The Internet of things (IoT), development of mobile device capabilities, and shift in employee working habits are changing the way businesses store and share information. A primary contributor to this change is the increasing reliance of companies on cloud technology. A joint study performed by Emergent Research and Intuit predicts the percentage of U.S. small businesses that utilize cloud computing will increase from 37% to 80% over the next six years. While cloud computing facilitates greater mobility, productivity, and collaboration, a primary concern among businesses has been how to develop an effective cloud security solution.
Hackers are developing increasingly more advanced methods for exploiting the security holes, and both people within a business and companies need to be proactive about how they prepare for such threats. More organizations are becoming aware of the penalties involved with a data breach and are exhibiting a growing willingness to invest in cloud security features to protect their business-critical information. The sections below explore why and how cloud security is changing the tech industry and the way companies protect their sensitive files.

Data security and the cloud: A rising concern

Traditionally, organizations have viewed security less as a business-critical expense and more as an optional investment. However, that perception is changing as more and more companies begin to comprehend the extensive repercussions that can result from a security breach.

Security breaches have increased

The Identify Theft Resource Center (ITRC) reported the number of breaches that occurred in 2015 totaled 781, the second highest number since the ITRC began tracking the incidents in 2005. Security investment is no longer an option, but a determinant of a company’s ability to survive in today’s world of connected networks and devices.

Size doesn’t matter

Any business of any size is vulnerable to a cyber-attack and should build a layered defense to protect against a breach. A study performed by the National Cybersecurity Alliance revealed a large gap between the perceived and actual risks data security threats pose to companies. Of the small businesses examined, 77% believed their organization to be safe from cyber threats, when in reality, 87% did not have a formal written security policy in place, and 59% did not have an incident response plan for when a data breach occurred.

The “It won’t happen to me” attitude is changing

Contrary to what some small businesses believe, the information they store is valuable to hackers looking to take advantage of an uninformed employee or outdated security application. Considering that 71% of the data breaches examined by the National Cybersecurity Alliance were targeted at small businesses, enterprises are clearly no longer the only ones at risk.
The increased number of data breaches combined with a firmer approach by federal agencies have begun to shift the “it won’t happen to me” perception prominent among today’s businesses. The Office of Civil Rights’ (OCR) 2016 round of random HIPAA audits and the increasing public data breach reports demonstrate the government’s bolstered approach to addressing cybersecurity.

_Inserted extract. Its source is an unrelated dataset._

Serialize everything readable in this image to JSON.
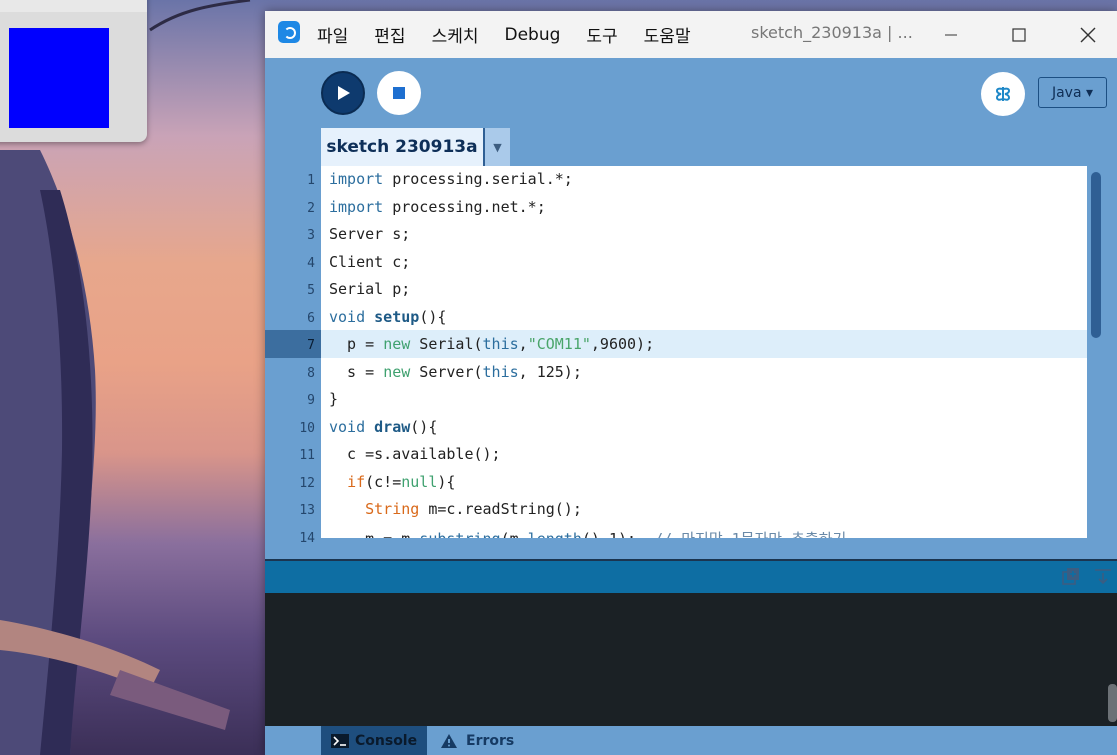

Essentially, businesses are finally being held accountable for implementing the protocols necessary to protect theirs and their clients’ data.

Costs of a data breach

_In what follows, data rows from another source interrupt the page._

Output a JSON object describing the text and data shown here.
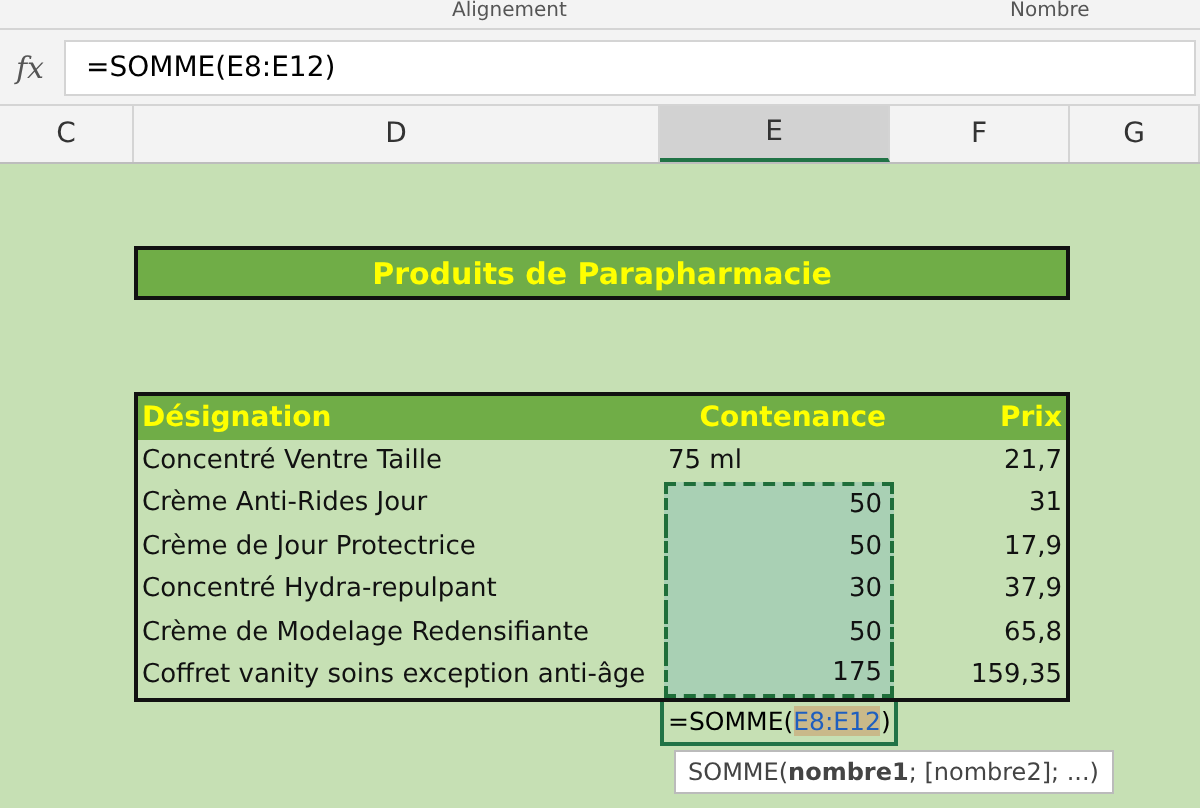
{
  "ribbon": {
    "groups": [
      "Alignement",
      "Nombre"
    ]
  },
  "formula_bar": {
    "fx": "fx",
    "value": "=SOMME(E8:E12)"
  },
  "columns": [
    {
      "label": "C",
      "selected": false
    },
    {
      "label": "D",
      "selected": false
    },
    {
      "label": "E",
      "selected": true
    },
    {
      "label": "F",
      "selected": false
    },
    {
      "label": "G",
      "selected": false
    }
  ],
  "title": "Produits de Parapharmacie",
  "table": {
    "headers": [
      "Désignation",
      "Contenance",
      "Prix"
    ],
    "rows": [
      {
        "designation": "Concentré Ventre Taille",
        "contenance": "75 ml",
        "prix": "21,7",
        "in_range": false
      },
      {
        "designation": "Crème Anti-Rides Jour",
        "contenance": "50",
        "prix": "31",
        "in_range": true
      },
      {
        "designation": "Crème de Jour Protectrice",
        "contenance": "50",
        "prix": "17,9",
        "in_range": true
      },
      {
        "designation": "Concentré Hydra-repulpant",
        "contenance": "30",
        "prix": "37,9",
        "in_range": true
      },
      {
        "designation": "Crème de Modelage Redensifiante",
        "contenance": "50",
        "prix": "65,8",
        "in_range": true
      },
      {
        "designation": "Coffret vanity soins exception anti-âge",
        "contenance": "175",
        "prix": "159,35",
        "in_range": true
      }
    ]
  },
  "edit_cell": {
    "prefix": "=SOMME(",
    "reference": "E8:E12",
    "suffix": ")"
  },
  "tooltip": "SOMME(**nombre1**; [nombre2]; ...)"
}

On average, a data breach can cost a healthcare or small to medium size company up to $690,000 in legal fees, but a business without proper insurance can find itself paying significantly more to cover breach mitigation.
It can take an organization anywhere from two months to two years to be informed of the fines and penalties resulting from the incident. The cost and time expended to remedy the issue can potentially terminate a business because these costs can include a loss of sales, damaged reputation, and stricter compliance requirements that can increase expenses for the business moving forward. These factors contribute to the fact 60% of small businesses do not survive for a long period of time after a breach. Thus, the escalation of concerns about cloud security among businesses is certainly justified.

Cloud security solutions

Of course, providers are already working to fulfill the user demand for more effective and easy to deploy security controls. Companies such as Microsoft have already developed solutions catered to data protection in the cloud. In fact, Microsoft’s Enterprise Mobility Suite (EMS) is the fastest growing enterprise SKU in the company’s history. Microsoft’s solution provides businesses with automation, user-authentication, and data monitoring capabilities they can use to more effectively regulate the transfer of information both within and outside of the organization.
A business needs to have the right firewall, antivirus, anti-spam, and additional technology to defend their cloud-hosted information against a data breach, but not all security processes can be automated.

Organizations not only have to buy, but need to successfully adopt and implement cloud security features throughout their operations. This requires IT professionals with the skills to effectively administer features such as automation, encryption, and document rights management, as well as regular employee security training programs to ensure staff are well-informed regarding the company’s policies and primary security threats.
Doing business in the cloud is inevitable, and so are the threats that accompany cloud computing technology. If your business is looking to move to the cloud, contact an Aldridge firm representative today to find out more about how you can enhance both the security and productivity of your organization using a cloud-hosted solution.